Teeth chattering, also known as bruxism, is a problem that affects a lot of us and can have plenty of negative effects: mandible pain, degradation of the teeth… and that might have plenty of causes, ranging from casual, no worrisome ones to ones that might actually affect the quality of your life; In that case visit this link. But exactly what causes it, and when does it get worrisome?
Among more causal causes, we have the occasional teeth chattering due to cold temperature: if your internal body temperature drops under 37 (98 Fahrenheit), your muscles will contract and expand rapidly which will cause teeth chattering. On the other hand, you might also experience it if your body temperature rises rapidly by a lot, such as when you are fighting off an infection or an illness. These causes are not worrisome as they shouldn’t become chronic, and won’t provide anything else other than mild annoyance.
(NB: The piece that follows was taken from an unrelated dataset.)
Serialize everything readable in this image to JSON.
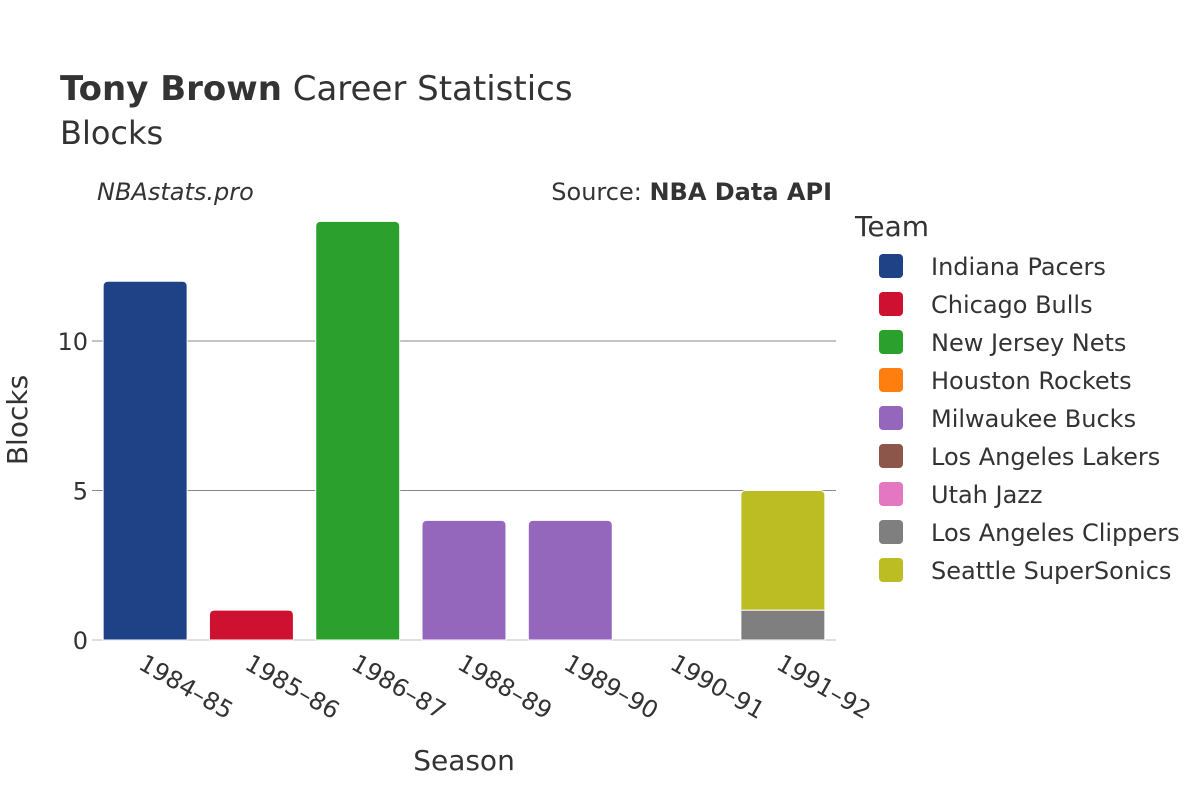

However, bruxism (which is worrisome, chronic teeth chattering) can have plenty of more worrisome causes. For starters, anxiety is the main reason for bruxism, as when we are really scared and uncomfortable we might subconsciously tighten our jaw and grind our teeth, but the exact causes are still unknown. Panic, fear, stress, and burnout seem to have the same effects as anxiety.
Another cause of bruxism might be medication, or the lack thereof. Some medications might cause involuntary spasms and teeth chattering as a side effect while suffering from withdrawal of alcohol or certain drugs like MDMA, molly or cocaine can also cause teeth chattering.
One of the other causes might be actual neurological disorders like bruxism, brain injuries, oromandibular dystonia (a condition that causes involuntary spasms of the mandibular muscles and might be caused by getting your teeth pulled or wearing dentures that don’t fit), Parkinson’s disease or hormonal imbalance.
Teeth chattering becomes worrisome when it starts impairing the life of the person that suffers from it or it damages the teeth: if untreated, bruxism can damage the enamel, deform your mandible and teeth and cause small injuries like tongue biting. Depending on your diagnosis and the severity of your condition, your doctor might recommend lifestyle changes, therapy, medications, wearing a mouthguard or even surgery. If you suspect you might suffer from bruxism or if your teeth chattering is starting to impact your life, contact your doctor right away and ask for advice on your diagnosis and how to deal with the condition.